DPD announced its initiative, which followed up on a pilot program and a longstanding policy allowing officers to buy their own cameras, in the wake of high-profile police shootings, including the June 2014 shooting of Jason Harrison by Dallas police. In that case, an officer’s personal body camera recorded the shooting. A Dallas County Grand Jury saw the video and voted not to indict the officers involved in the shooting, John Rogers and Andrew Hutchins.
At the time, then-Dallas Police Chief David Brown asked the Dallas City Council for enough money to give 200 cops cameras every year for the next five years. The goal, Brown said, was to equip about half of the department’s 2,200 officers with cameras, increasing the likelihood that there would be a camera at every incident involving Dallas police personnel. Thanks to money from the state and federal grants, DPD managed to complete its project about three years early.
Dallas officers equipped with cameras are recording about one hour of their shift on the cameras. That's about half the national average
Last year, Brown said an anticipated push back from frontline officers did not occur. “Apparently the millennials we’re hiring had a different view of things than their 50-year-old union bosses,” he told the Observer. “They clamor for wearing body cameras.”
So far, Stokes said, officers have uploaded about 33 terabytes of video to the department’s cloud-based evidence locker. Those videos, which have been tagged and annotated by officers in the field using a smartphone-like device, are kept for 30 days before being deleted if they aren’t part of an investigation or marked as important for any other reason.
Officers equipped with cameras are recording about one hour of their shift on the cameras. That's about half the national average. The reason for the disparity, Stokes said, is that officers haven’t grown accustomed to turning the cameras on and off when confronted with an interaction that should be recorded. It’s about muscle memory, he said.

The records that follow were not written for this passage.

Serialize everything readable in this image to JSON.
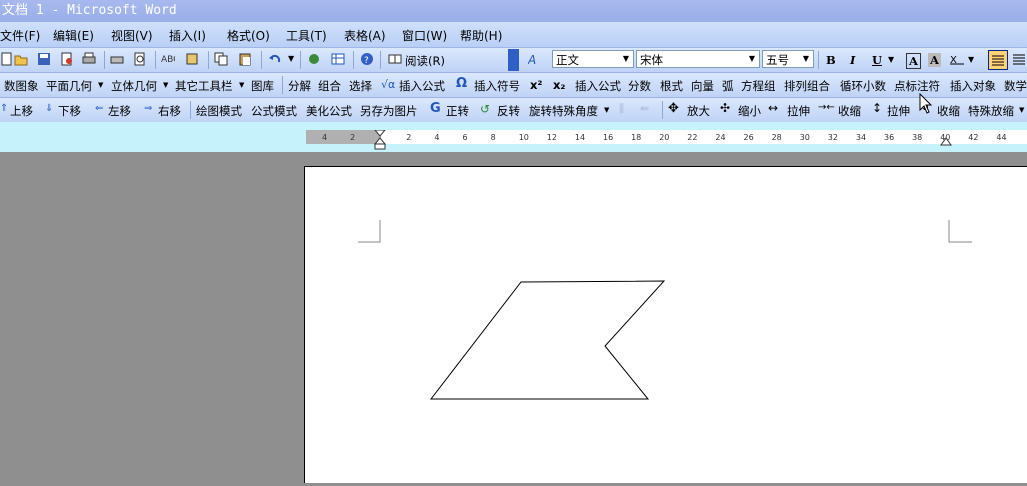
{
  "title": "文档 1 - Microsoft Word",
  "menu": [
    "文件(F)",
    "编辑(E)",
    "视图(V)",
    "插入(I)",
    "格式(O)",
    "工具(T)",
    "表格(A)",
    "窗口(W)",
    "帮助(H)"
  ],
  "std_toolbar": {
    "reading_label": "阅读(R)",
    "style_value": "正文",
    "font_value": "宋体",
    "size_value": "五号",
    "bold": "B",
    "italic": "I",
    "underline": "U",
    "fontcolor": "A"
  },
  "math_toolbar1": [
    "数图象",
    "平面几何",
    "立体几何",
    "其它工具栏",
    "图库",
    "分解",
    "组合",
    "选择",
    "插入公式",
    "插入符号",
    "x²",
    "x₂",
    "插入公式",
    "分数",
    "根式",
    "向量",
    "弧",
    "方程组",
    "排列组合",
    "循环小数",
    "点标注符",
    "插入对象",
    "数学"
  ],
  "math_toolbar2": [
    "上移",
    "下移",
    "左移",
    "右移",
    "绘图模式",
    "公式模式",
    "美化公式",
    "另存为图片",
    "正转",
    "反转",
    "旋转特殊角度",
    "放大",
    "缩小",
    "拉伸",
    "收缩",
    "拉伸",
    "收缩",
    "特殊放缩"
  ],
  "ruler_ticks": [
    "4",
    "2",
    "",
    "2",
    "4",
    "6",
    "8",
    "10",
    "12",
    "14",
    "16",
    "18",
    "20",
    "22",
    "24",
    "26",
    "28",
    "30",
    "32",
    "34",
    "36",
    "38",
    "40",
    "42",
    "44"
  ],
  "colors": {
    "title_bg": "#9aaee8",
    "toolbar_bg": "#c7d9f8",
    "ruler_band": "#c6f3fb",
    "workspace": "#8f8f8f"
  }
}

“For most agencies that start out [with body cameras] it’s the same,” Stokes said. “As officers progress in the program we get more.”
The camera is supposed to be turned on whenever an officer has an adversarial interaction with the public. If an officer is doing something like eating lunch, talking to a supervisor or blocking traffic, his or her camera should not be in use, Stokes said.
Now that DPD has its cameras, it will look for new ways to use them. Dallas Interim Police Chief David Pughes said Monday that the department is in talks with the district attorney’s office to use the cameras for expanded evidence collection during domestic violence calls.